Keeping every word in place, write out the entries that come next.

# RECORDS PROVIDED
=== Section Start ===
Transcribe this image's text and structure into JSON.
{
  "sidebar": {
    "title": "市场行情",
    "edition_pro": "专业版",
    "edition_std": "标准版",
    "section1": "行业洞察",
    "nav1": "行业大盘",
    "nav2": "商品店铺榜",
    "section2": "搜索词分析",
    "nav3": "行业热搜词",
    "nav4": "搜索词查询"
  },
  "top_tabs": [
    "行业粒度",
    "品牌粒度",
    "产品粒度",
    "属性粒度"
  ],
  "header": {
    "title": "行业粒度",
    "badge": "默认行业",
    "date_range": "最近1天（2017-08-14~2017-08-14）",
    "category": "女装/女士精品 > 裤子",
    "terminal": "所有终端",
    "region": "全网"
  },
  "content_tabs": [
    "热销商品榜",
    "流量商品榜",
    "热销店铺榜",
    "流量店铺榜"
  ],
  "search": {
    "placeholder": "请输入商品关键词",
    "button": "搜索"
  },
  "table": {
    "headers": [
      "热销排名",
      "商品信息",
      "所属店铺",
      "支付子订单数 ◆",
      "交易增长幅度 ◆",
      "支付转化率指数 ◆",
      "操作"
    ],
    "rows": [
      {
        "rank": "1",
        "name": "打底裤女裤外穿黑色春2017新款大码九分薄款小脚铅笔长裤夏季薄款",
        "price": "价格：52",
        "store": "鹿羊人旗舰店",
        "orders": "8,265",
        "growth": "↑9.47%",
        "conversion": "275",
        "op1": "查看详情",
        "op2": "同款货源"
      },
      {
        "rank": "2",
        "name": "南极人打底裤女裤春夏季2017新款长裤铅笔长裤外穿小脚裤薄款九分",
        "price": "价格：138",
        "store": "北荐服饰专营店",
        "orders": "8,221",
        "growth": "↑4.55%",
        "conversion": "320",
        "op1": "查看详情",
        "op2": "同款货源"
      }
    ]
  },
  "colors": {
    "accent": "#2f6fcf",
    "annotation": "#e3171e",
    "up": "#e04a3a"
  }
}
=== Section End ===
# RESULT OF THE TASK
Transcribe this image's text and structure into JSON.
{
  "sidebar": {
    "title": "市场行情",
    "edition_pro": "专业版",
    "edition_std": "标准版",
    "section1": "行业洞察",
    "nav1": "行业大盘",
    "nav2": "商品店铺榜",
    "section2": "搜索词分析",
    "nav3": "行业热搜词",
    "nav4": "搜索词查询"
  },
  "top_tabs": [
    "行业粒度",
    "品牌粒度",
    "产品粒度",
    "属性粒度"
  ],
  "header": {
    "title": "行业粒度",
    "badge": "默认行业",
    "date_range": "最近1天（2017-08-14~2017-08-14）",
    "category": "女装/女士精品 > 裤子",
    "terminal": "所有终端",
    "region": "全网"
  },
  "content_tabs": [
    "热销商品榜",
    "流量商品榜",
    "热销店铺榜",
    "流量店铺榜"
  ],
  "search": {
    "placeholder": "请输入商品关键词",
    "button": "搜索"
  },
  "table": {
    "headers": [
      "热销排名",
      "商品信息",
      "所属店铺",
      "支付子订单数 ◆",
      "交易增长幅度 ◆",
      "支付转化率指数 ◆",
      "操作"
    ],
    "rows": [
      {
        "rank": "1",
        "name": "打底裤女裤外穿黑色春2017新款大码九分薄款小脚铅笔长裤夏季薄款",
        "price": "价格：52",
        "store": "鹿羊人旗舰店",
        "orders": "8,265",
        "growth": "↑9.47%",
        "conversion": "275",
        "op1": "查看详情",
        "op2": "同款货源"
      },
      {
        "rank": "2",
        "name": "南极人打底裤女裤春夏季2017新款长裤铅笔长裤外穿小脚裤薄款九分",
        "price": "价格：138",
        "store": "北荐服饰专营店",
        "orders": "8,221",
        "growth": "↑4.55%",
        "conversion": "320",
        "op1": "查看详情",
        "op2": "同款货源"
      }
    ]
  },
  "colors": {
    "accent": "#2f6fcf",
    "annotation": "#e3171e",
    "up": "#e04a3a"
  }
}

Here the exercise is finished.